"Public Schools Have Been Made to Answer for Capitalism's Crimes: Unwilling to disrupt the economic system that created mass inequality, liberals invested schools with magical powers to fix a broken society. When public schools failed to clean up capitalism's mess, they ended up on the chopping block."
If you needed a reason for millions of people to hate "liberals", always remember that Thomas Friedman was represented to people as a "liberal" media voice. And, as David C. Korten's review of Friedman's 1999 book The Lexis and the Olive Tree makes clear, Friedman was a monster. "We Are the Capitalists. You Will Be Assimilated. Resistance Is Futile. [...] If the author of The Lexus and the Olive Tree were not Thomas L. Friedman, the book could, with cause, be dismissed as simply another elitist corporate puff piece extolling the virtues of deregulation and the elimination of economic borders in the idolatrous pursuit of money. Friedman, however, has often been on the side of progressives, especially in his writing on Israel. His current book has its use, not because it offers any new insights into globalization -- it does not -- but rather because it reveals so much of the mindset of those self-proclaimed liberals and "new" Democrats who, like Friedman, have uncritically embraced economic rule by currency speculators and mega-corporations as the inevitable and beneficial future of humankind."

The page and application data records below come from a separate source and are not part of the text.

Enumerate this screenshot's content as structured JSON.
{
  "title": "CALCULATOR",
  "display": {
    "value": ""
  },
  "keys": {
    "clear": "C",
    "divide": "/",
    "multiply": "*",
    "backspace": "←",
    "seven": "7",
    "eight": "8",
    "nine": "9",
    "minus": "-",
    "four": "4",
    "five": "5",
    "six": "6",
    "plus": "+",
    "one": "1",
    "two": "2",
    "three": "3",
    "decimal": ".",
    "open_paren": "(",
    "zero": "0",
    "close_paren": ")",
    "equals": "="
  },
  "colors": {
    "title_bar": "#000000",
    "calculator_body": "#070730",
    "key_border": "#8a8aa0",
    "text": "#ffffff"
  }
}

And, just by coincidence (and not a result of me cleverly digging up an old article on Friedman's monstrous book), Cory Doctorow recently wrote that "There Is Always An Alternative."
"Why thousands of board games are buried beneath Mankato: The Anti-Monopoly alternative to America's most successful board game took off in the 1970s. But a gaming giant with Minnesota ties sought its destruction. Somewhere beneath southern Minnesota lie the remnants of about 40,000 board games once created and sold as an antiestablishment alternative to mega-selling Monopoly. Manufactured in Mankato, the game Anti-Monopoly found success in the mid-1970s amid America's rampant inflation and institutional distrust. Then, much like in Monopoly, the ownership class quashed the competition."
Smokey Robinson and the Miracles, "Tracks of My Tears"